MOSCOW, December 11. /TASS/. A space crew that at some future date will be sent on a mission to the Moon will have to stick to a daily schedule cosmonauts follow on Earth, because any disruptions in the work-rest cycle would be fraught with the risk that the flight programs might fail to be accomplished properly, Dr. Sc. (Medicine) Svetlana Stepanova, of the Institute for Biomedical Problems, told the ongoing 17th space biology and medicine conference underway in Moscow.
"All attributes of life on Earth should be preserved on the Moon, too. Any shifts in sleep-wake cycles might upset the internal synchronization of the human body, causing desynchronosis - (disruption of the daily rhythm - TASS). The human body stops functioning as an integral system. This affects endurance at work, normal sleep rhythm, the central nervous system and the alimentary and cardio-vascular systems. The ability to distinguish between day and night is lost. Elementary mistakes become frequent and the time needed for decision-making increases, which is impermissible during a lunar expedition," Stepanova said.
"A strict work-rest cycle must be observed at all stages of the lunar program," she stated. In her opinion, during the flight to the Moon and work in its orbit or at a lunar base the cosmonauts must reserve about eight hours for sleep, six and a half hours for work and two and a half hours for physical exercise. The crew will have five working days and two days off.

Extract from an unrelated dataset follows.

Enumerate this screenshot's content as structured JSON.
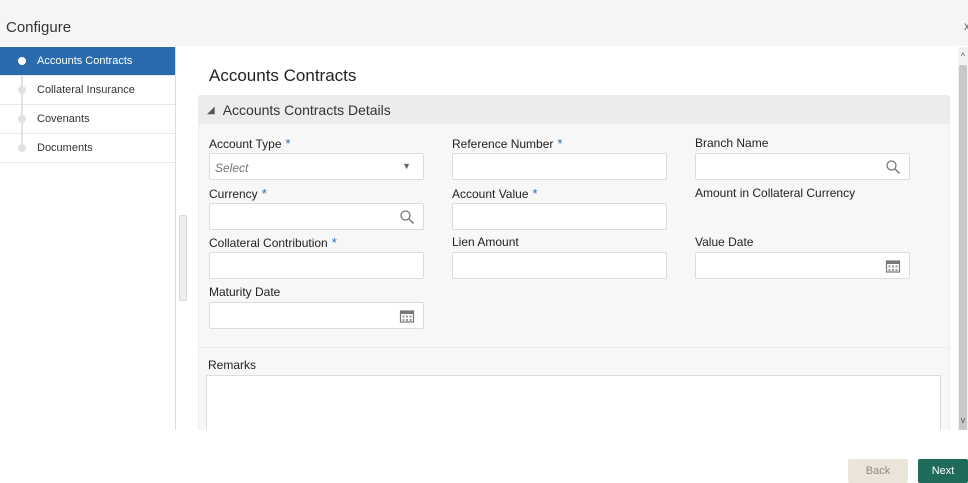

"The individual who has a free-running daily pattern - eats, sleeps and works at will - inevitably drifts into a 25-hour-day cycle. The free-running daily cycle (also known as non-24-hour sleep-wake disorder - N24SWD) is not seen as an option possible for space flights," Stepanova stressed.
Overwork poses major risk during space missions
"On the ISS cosmonauts systematically have to work extra hours, which is the surest way of developing acute and chronic fatigue," she said. As follows from materials prepared for the conference, starting from the moment the Russian space program was converted to a two-man crew pattern the extra work load on each crew member quadrupled. A probe into the daily schedule of ten ISS expeditions consisting of three Russian cosmonauts found that overwork lasted 31 minutes a day.
Lunar crews will consist of three members. The first Russian manned mission to the Moon without landing on its surface is scheduled for 2023. A landing expedition is slated for 2028-2030, and a lunar base is expected to emerge and begin operating in 2040.